TRY IT:
Every line of the records that holds the word "connector" should be copied out.

MATERIAL FOR THIS EXERCISE:
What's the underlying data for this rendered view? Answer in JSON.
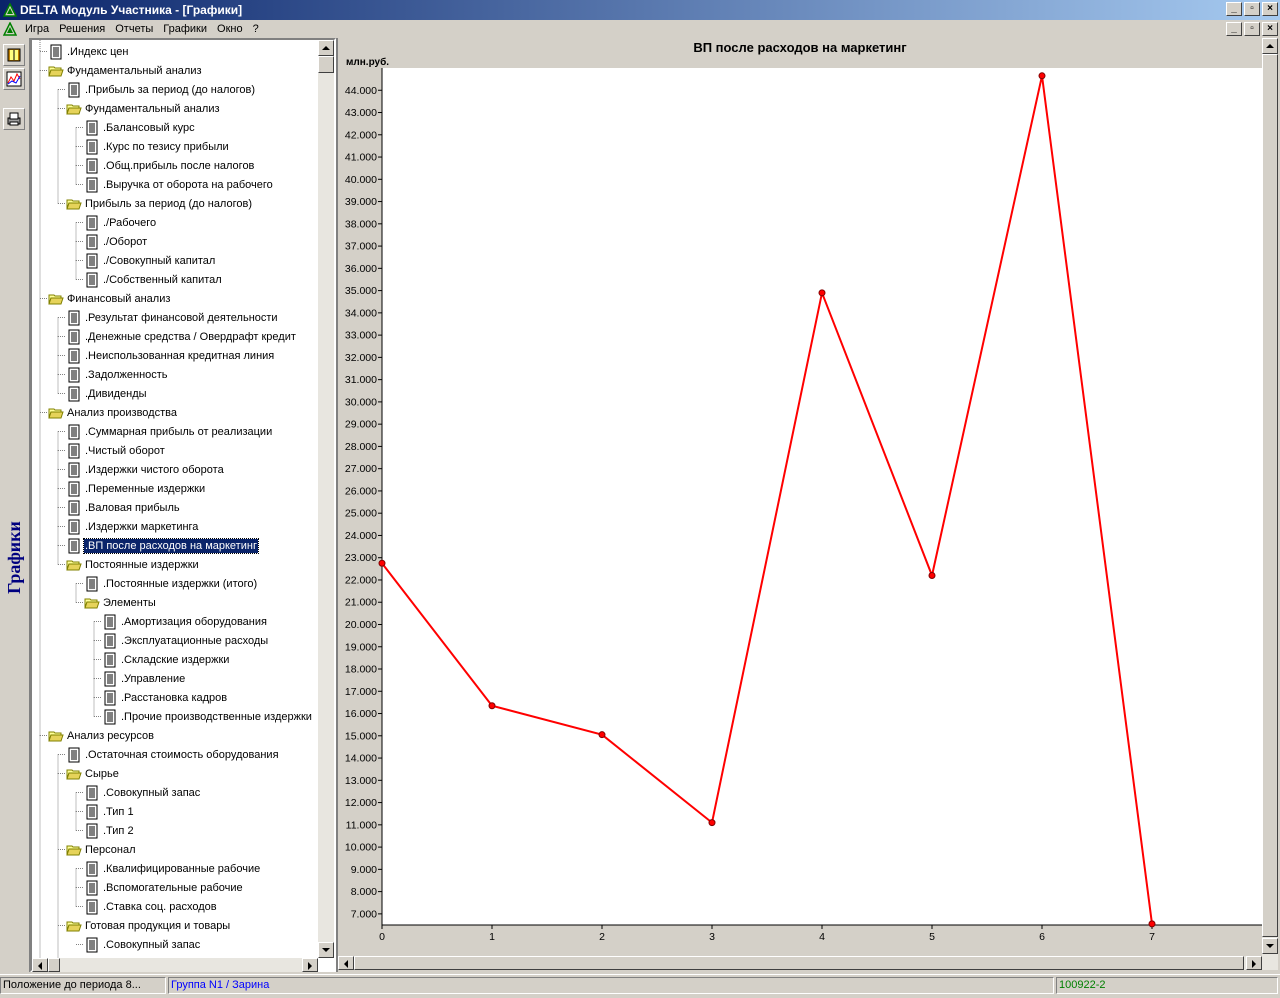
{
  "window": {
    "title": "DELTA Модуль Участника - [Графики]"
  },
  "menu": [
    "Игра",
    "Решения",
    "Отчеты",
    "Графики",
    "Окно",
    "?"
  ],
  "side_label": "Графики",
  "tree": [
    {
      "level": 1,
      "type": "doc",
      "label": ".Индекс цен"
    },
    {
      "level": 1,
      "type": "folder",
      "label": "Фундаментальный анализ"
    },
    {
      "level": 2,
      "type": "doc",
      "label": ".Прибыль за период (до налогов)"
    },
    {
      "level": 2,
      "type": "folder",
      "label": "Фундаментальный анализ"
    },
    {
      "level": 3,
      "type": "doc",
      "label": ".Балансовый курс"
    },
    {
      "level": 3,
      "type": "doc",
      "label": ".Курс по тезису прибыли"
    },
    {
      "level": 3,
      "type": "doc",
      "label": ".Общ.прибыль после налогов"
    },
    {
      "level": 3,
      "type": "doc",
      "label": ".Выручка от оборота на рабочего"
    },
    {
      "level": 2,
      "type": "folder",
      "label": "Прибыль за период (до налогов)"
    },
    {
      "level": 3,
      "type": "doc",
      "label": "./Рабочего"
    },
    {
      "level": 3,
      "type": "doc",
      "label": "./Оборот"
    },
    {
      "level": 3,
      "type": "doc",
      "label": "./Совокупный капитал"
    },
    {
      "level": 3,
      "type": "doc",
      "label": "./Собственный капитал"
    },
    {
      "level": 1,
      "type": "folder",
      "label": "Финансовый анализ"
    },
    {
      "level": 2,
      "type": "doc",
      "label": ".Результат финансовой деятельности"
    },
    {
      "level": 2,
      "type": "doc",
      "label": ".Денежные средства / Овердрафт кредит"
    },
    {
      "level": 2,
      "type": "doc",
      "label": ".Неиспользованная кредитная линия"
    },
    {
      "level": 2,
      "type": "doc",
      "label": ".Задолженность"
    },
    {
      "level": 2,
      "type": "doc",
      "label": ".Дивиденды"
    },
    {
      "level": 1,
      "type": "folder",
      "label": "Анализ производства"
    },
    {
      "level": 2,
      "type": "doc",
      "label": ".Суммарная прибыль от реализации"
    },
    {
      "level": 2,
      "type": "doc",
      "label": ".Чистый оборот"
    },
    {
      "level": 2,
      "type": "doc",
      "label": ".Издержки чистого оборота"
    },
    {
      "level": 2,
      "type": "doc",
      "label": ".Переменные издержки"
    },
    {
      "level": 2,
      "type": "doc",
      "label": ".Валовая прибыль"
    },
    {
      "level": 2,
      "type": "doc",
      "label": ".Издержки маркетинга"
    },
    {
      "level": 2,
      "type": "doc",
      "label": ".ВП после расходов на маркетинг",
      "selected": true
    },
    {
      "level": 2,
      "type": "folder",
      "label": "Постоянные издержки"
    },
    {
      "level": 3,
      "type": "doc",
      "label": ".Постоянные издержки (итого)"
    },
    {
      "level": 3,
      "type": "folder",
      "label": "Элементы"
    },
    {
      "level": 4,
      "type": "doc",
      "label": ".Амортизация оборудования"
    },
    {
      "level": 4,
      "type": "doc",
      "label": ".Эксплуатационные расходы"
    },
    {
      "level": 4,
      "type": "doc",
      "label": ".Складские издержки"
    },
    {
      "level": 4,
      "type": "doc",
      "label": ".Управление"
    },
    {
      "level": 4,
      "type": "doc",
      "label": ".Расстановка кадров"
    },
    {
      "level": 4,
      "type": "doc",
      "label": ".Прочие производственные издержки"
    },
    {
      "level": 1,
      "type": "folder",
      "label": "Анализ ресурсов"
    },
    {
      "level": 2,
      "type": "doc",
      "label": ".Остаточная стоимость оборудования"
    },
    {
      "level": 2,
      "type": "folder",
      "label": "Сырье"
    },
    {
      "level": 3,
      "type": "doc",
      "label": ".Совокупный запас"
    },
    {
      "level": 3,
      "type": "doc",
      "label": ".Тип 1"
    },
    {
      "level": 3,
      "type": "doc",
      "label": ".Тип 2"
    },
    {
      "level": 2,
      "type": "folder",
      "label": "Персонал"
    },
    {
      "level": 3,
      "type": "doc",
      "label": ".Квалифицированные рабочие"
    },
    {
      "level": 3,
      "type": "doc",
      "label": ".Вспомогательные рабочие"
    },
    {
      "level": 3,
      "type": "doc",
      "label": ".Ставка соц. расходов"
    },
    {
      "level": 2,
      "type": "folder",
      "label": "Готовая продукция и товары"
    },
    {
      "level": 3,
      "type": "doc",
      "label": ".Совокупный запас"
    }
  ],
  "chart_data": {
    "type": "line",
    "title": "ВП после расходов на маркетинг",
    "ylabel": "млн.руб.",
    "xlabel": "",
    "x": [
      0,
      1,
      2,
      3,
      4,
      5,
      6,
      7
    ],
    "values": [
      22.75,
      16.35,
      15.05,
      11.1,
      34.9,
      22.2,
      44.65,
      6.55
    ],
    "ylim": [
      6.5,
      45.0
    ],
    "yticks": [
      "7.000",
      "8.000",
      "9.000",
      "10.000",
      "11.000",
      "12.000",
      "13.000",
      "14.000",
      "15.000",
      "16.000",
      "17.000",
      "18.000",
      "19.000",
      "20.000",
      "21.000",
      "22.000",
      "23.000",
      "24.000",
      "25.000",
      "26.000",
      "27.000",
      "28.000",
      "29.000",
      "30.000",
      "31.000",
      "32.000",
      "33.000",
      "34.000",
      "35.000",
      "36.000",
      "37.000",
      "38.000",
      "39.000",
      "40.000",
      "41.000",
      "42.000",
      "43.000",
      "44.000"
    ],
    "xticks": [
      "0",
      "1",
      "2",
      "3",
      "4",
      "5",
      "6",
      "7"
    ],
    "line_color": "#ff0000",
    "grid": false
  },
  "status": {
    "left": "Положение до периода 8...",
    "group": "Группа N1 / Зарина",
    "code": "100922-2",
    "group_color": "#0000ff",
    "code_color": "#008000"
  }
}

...

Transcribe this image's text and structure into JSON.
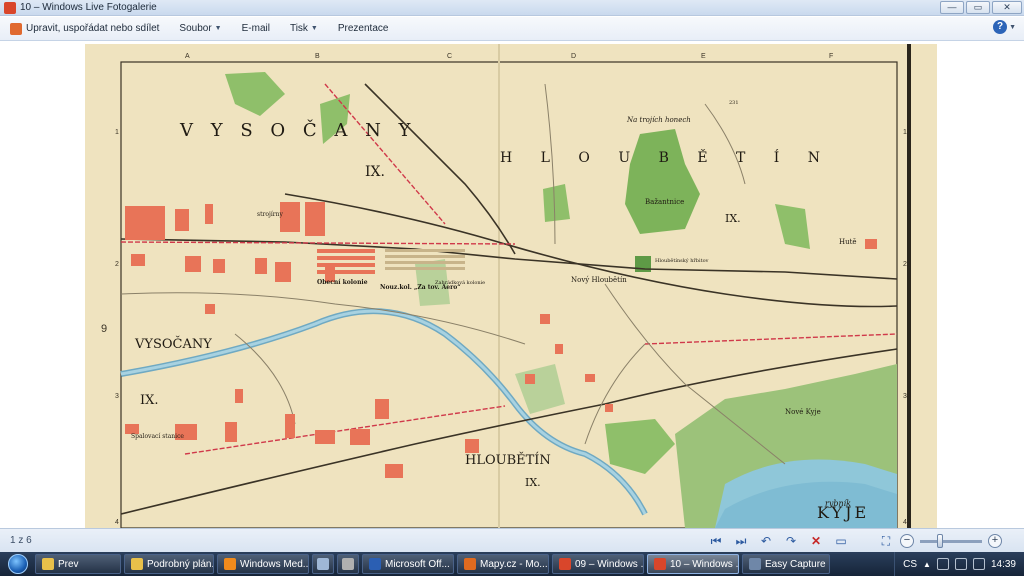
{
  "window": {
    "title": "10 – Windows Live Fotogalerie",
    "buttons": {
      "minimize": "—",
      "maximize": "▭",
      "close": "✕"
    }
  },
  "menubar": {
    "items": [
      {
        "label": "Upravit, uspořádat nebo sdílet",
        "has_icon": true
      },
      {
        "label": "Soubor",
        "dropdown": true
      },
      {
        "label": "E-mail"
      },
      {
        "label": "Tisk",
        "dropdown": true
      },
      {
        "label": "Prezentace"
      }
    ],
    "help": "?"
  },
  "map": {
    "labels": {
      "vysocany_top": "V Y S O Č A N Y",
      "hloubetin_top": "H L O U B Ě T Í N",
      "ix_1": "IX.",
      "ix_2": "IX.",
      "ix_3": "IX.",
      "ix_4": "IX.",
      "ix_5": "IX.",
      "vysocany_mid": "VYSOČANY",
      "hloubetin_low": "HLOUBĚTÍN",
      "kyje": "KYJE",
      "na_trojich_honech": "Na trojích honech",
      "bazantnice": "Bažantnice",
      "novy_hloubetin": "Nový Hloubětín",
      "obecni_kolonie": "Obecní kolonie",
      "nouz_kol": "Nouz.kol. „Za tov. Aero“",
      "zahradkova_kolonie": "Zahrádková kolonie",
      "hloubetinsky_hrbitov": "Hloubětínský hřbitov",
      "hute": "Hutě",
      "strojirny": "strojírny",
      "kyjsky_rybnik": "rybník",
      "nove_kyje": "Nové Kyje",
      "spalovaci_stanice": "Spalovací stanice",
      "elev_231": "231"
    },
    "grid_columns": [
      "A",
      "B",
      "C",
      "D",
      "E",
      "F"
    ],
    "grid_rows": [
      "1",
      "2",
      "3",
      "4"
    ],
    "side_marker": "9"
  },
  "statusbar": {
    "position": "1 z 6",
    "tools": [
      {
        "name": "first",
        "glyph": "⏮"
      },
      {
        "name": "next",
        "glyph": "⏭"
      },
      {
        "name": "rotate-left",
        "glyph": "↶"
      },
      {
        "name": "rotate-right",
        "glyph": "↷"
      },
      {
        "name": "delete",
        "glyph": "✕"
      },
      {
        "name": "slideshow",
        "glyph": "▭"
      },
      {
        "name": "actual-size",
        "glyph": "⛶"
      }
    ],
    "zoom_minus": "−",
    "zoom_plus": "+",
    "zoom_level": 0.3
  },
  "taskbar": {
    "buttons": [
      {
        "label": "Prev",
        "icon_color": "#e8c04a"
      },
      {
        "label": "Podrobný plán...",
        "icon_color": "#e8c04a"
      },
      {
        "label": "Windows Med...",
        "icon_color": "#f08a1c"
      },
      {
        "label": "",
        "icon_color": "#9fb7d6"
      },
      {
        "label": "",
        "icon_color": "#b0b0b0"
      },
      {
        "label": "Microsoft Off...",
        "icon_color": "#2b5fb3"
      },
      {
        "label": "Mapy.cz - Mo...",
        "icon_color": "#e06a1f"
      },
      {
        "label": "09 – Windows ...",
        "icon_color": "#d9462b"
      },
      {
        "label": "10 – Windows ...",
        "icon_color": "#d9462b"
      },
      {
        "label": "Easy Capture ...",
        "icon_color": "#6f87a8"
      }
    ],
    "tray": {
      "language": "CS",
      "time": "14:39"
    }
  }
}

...

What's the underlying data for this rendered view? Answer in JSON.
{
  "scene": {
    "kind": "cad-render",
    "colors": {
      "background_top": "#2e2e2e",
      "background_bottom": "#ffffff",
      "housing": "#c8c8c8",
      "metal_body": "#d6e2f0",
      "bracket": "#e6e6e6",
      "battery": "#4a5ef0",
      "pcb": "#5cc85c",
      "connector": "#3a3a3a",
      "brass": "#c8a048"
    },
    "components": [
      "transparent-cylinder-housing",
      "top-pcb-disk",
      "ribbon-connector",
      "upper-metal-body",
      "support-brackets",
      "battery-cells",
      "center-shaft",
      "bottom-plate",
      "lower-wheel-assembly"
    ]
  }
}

RESPONSE AREA:
      "connector": "#3a3a3a",
      "ribbon-connector",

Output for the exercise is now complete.